Colorado Public Radio’s Bente Birkeland reports on a fresh controversy brewing in the Colorado Senate that has its roots in last year’s revelations of widespread sexual harassment by members of that body, most prominently Republican Sen. Randy Baumgardner of Hot Sulphur Springs:
The nonpartisan administrative head of the Colorado Senate who played a central role in processing sexual harassment complaints last legislative session was recently fired. Incoming Democratic Senate President Leroy Garcia let Secretary Effie Ameen go just before Thanksgiving.
Garcia declined to comment on the reason for his decision, but last legislative session many Democrats were unhappy with how Ameen handled the sexual harassment complaints that dominated proceedings. She was the point person for sexual harassment complaints filed against state senators by aides, interns, senate staff, and other third parties. Some also felt she didn’t enforce senate rules objectively, favoring Republicans… [Pols emphasis]
“I don’t think she was ever nonpartisan, it just didn’t seem that way with how things were handled by her,” said former legislative intern Megan Creeden, who filed a sexual harassment complaint against Republican Sen. Randy Baumgardner.
The complaint was investigated and found credible, but Creeden questions why it sat on Ameen’s desk and was not released in time for a Senate vote on whether to expel Baumgardner from office. By the time it was released, it was too late in the session for Democrats to take formal action on the complaint.
The process to address the sexual harassment complaints against Sen. Baumgardner, as our readers know, was seriously compromised by Republican Senate leadership–who successfully covered up corroborating investigations validating the complaints ahead of the hearing held on a motion to expel Baumgardner from the Senate. The motion to expel Baumgardner failed, but the subsequent disclosure of investigative reports that were already complete before that hearing obliged Republican Senate leaders to further sanction Baumgardner just before the session ended.

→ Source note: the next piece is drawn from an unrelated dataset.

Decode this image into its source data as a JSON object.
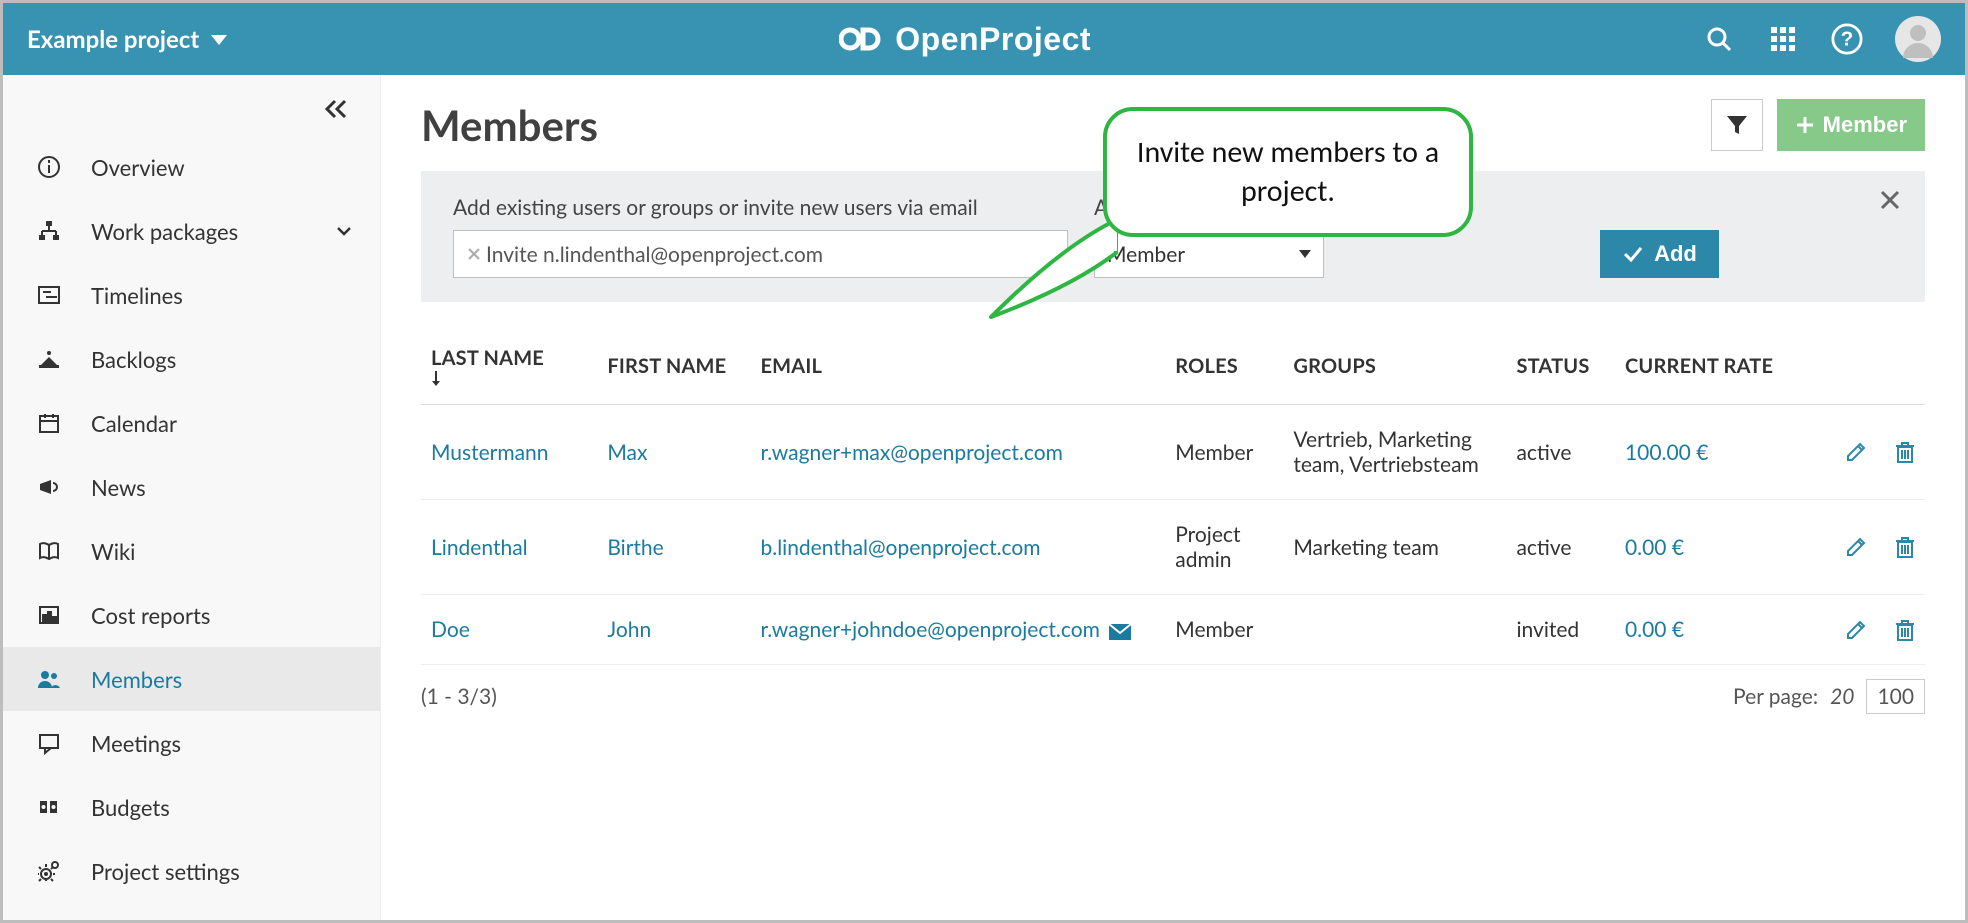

Back in April, Birkeland reported that Senate Secretary Effie Ameen had received the second detailed report on Baumgardner–ordered by Senate President Kevin Grantham because he didn’t like the first report–on the exact same day that Senate Majority Leader Chris Holbert suddenly scheduled a vote on the motion to expel. The missing link in this chain of events very plausibly could have been Ameen improperly tipping off Senate GOP leadership that it was bad news for Baumgardner, ahead of even the victims knowing that–prompting GOP leaders to rush the vote to expel prior to this being disclosed.
Today’s controversy appears to revolve around the fact that the new Senate Majority is not formally in charge yet, and Republicans say incoming Senate President Leroy Garcia jumped the gun. Even if that’s correct, it’s a nonissue come January–and either way, it pales in comparison to the much more important question of what to do about Randy Baumgardner. That’s the question Kevin Grantham avoided at all costs–and Chris Holbert didn’t want to confront as the minority.
But now, that reckoning appears on the horizon. Today’s action is just a sideshow to the main event.